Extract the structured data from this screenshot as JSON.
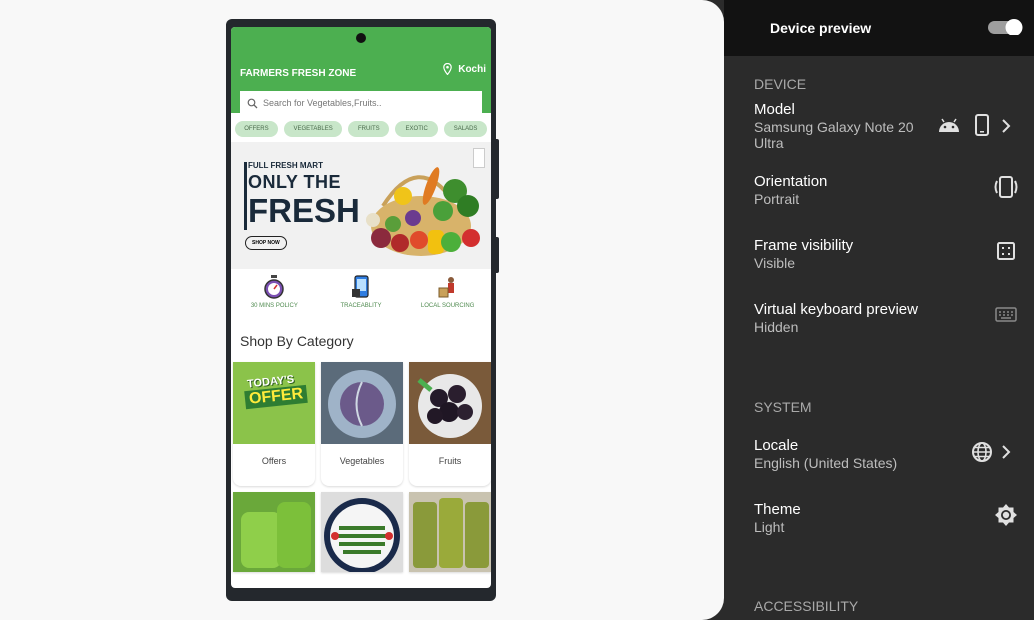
{
  "app": {
    "brand": "FARMERS FRESH ZONE",
    "location": "Kochi",
    "search_placeholder": "Search for Vegetables,Fruits..",
    "chips": [
      "OFFERS",
      "VEGETABLES",
      "FRUITS",
      "EXOTIC",
      "SALADS"
    ],
    "banner": {
      "line1": "FULL FRESH MART",
      "line2": "ONLY THE",
      "line3": "FRESH",
      "button": "SHOP NOW"
    },
    "features": [
      "30 MINS POLICY",
      "TRACEABLITY",
      "LOCAL SOURCING"
    ],
    "shop_title": "Shop By Category",
    "categories": [
      "Offers",
      "Vegetables",
      "Fruits"
    ],
    "offer_badge": {
      "line1": "TODAY'S",
      "line2": "OFFER"
    }
  },
  "panel": {
    "title": "Device preview",
    "device_section": "DEVICE",
    "model": {
      "title": "Model",
      "value": "Samsung Galaxy Note 20",
      "value2": "Ultra"
    },
    "orientation": {
      "title": "Orientation",
      "value": "Portrait"
    },
    "frame": {
      "title": "Frame visibility",
      "value": "Visible"
    },
    "keyboard": {
      "title": "Virtual keyboard preview",
      "value": "Hidden"
    },
    "system_section": "SYSTEM",
    "locale": {
      "title": "Locale",
      "value": "English (United States)"
    },
    "theme": {
      "title": "Theme",
      "value": "Light"
    },
    "accessibility_section": "ACCESSIBILITY"
  },
  "colors": {
    "primary": "#4caf50",
    "chip": "#c8e6c9",
    "panel": "#2b2b2b"
  }
}
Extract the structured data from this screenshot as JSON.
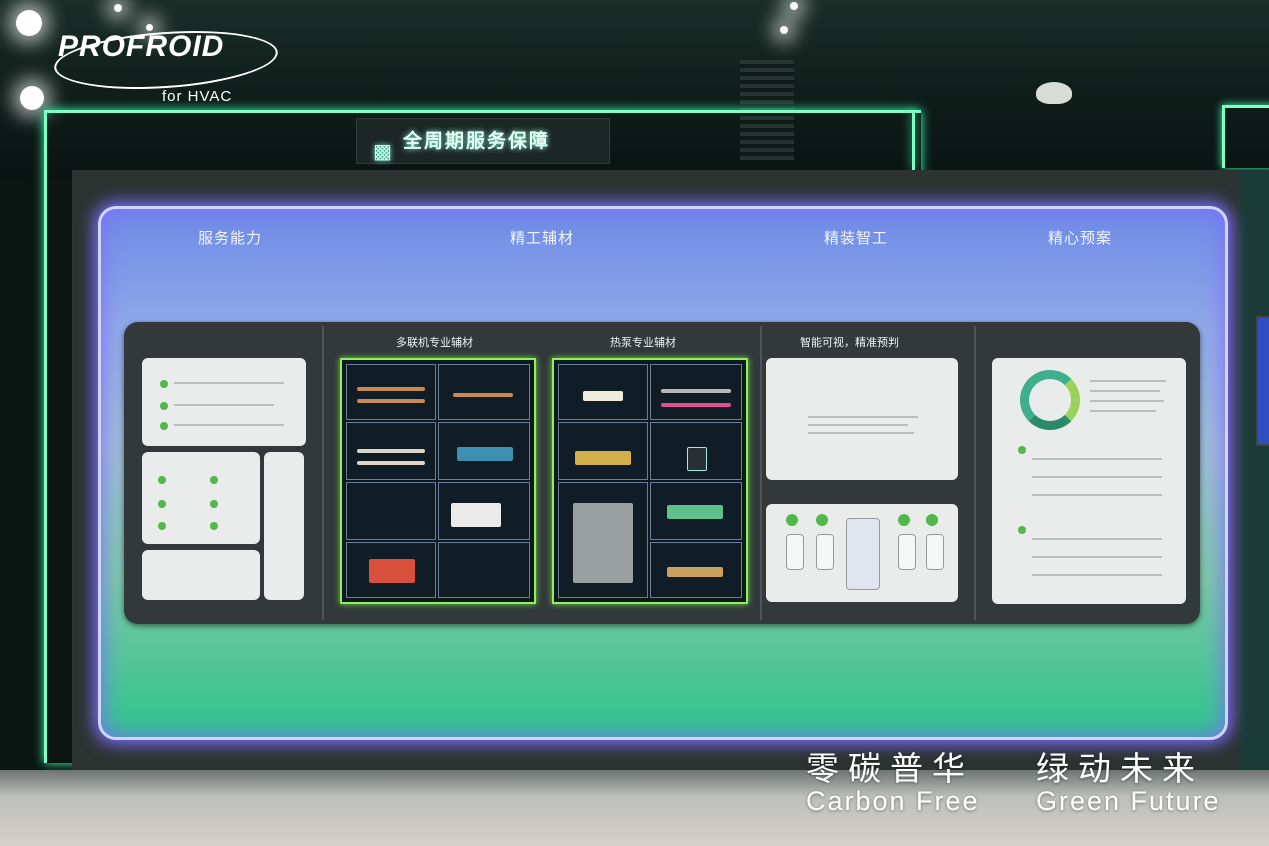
{
  "logo": {
    "name": "PROFROID",
    "sub": "for HVAC"
  },
  "sign": {
    "text": "全周期服务保障",
    "icon": "building-icon"
  },
  "categories": [
    "服务能力",
    "精工辅材",
    "精装智工",
    "精心预案"
  ],
  "subheaders": {
    "vrf": "多联机专业辅材",
    "heat_pump": "热泵专业辅材",
    "smart": "智能可视，精准预判"
  },
  "slogan": {
    "cn_left": "零碳普华",
    "cn_right": "绿动未来",
    "en_left": "Carbon Free",
    "en_right": "Green Future"
  },
  "colors": {
    "neon": "#7dffc8",
    "panel_glow": "#7c6cff",
    "accent_green": "#8ef05c"
  }
}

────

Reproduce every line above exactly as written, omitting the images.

Extract the structured data from this screenshot as JSON.
{
  "app": {
    "brand": "FARMERS FRESH ZONE",
    "location": "Kochi",
    "search_placeholder": "Search for Vegetables,Fruits..",
    "chips": [
      "OFFERS",
      "VEGETABLES",
      "FRUITS",
      "EXOTIC",
      "SALADS"
    ],
    "banner": {
      "line1": "FULL FRESH MART",
      "line2": "ONLY THE",
      "line3": "FRESH",
      "button": "SHOP NOW"
    },
    "features": [
      "30 MINS POLICY",
      "TRACEABLITY",
      "LOCAL SOURCING"
    ],
    "shop_title": "Shop By Category",
    "categories": [
      "Offers",
      "Vegetables",
      "Fruits"
    ],
    "offer_badge": {
      "line1": "TODAY'S",
      "line2": "OFFER"
    }
  },
  "panel": {
    "title": "Device preview",
    "device_section": "DEVICE",
    "model": {
      "title": "Model",
      "value": "Samsung Galaxy Note 20",
      "value2": "Ultra"
    },
    "orientation": {
      "title": "Orientation",
      "value": "Portrait"
    },
    "frame": {
      "title": "Frame visibility",
      "value": "Visible"
    },
    "keyboard": {
      "title": "Virtual keyboard preview",
      "value": "Hidden"
    },
    "system_section": "SYSTEM",
    "locale": {
      "title": "Locale",
      "value": "English (United States)"
    },
    "theme": {
      "title": "Theme",
      "value": "Light"
    },
    "accessibility_section": "ACCESSIBILITY"
  },
  "colors": {
    "primary": "#4caf50",
    "chip": "#c8e6c9",
    "panel": "#2b2b2b"
  }
}
Extract the structured data from this screenshot as JSON.
{
  "logo": {
    "name": "PROFROID",
    "sub": "for HVAC"
  },
  "sign": {
    "text": "全周期服务保障",
    "icon": "building-icon"
  },
  "categories": [
    "服务能力",
    "精工辅材",
    "精装智工",
    "精心预案"
  ],
  "subheaders": {
    "vrf": "多联机专业辅材",
    "heat_pump": "热泵专业辅材",
    "smart": "智能可视，精准预判"
  },
  "slogan": {
    "cn_left": "零碳普华",
    "cn_right": "绿动未来",
    "en_left": "Carbon Free",
    "en_right": "Green Future"
  },
  "colors": {
    "neon": "#7dffc8",
    "panel_glow": "#7c6cff",
    "accent_green": "#8ef05c"
  }
}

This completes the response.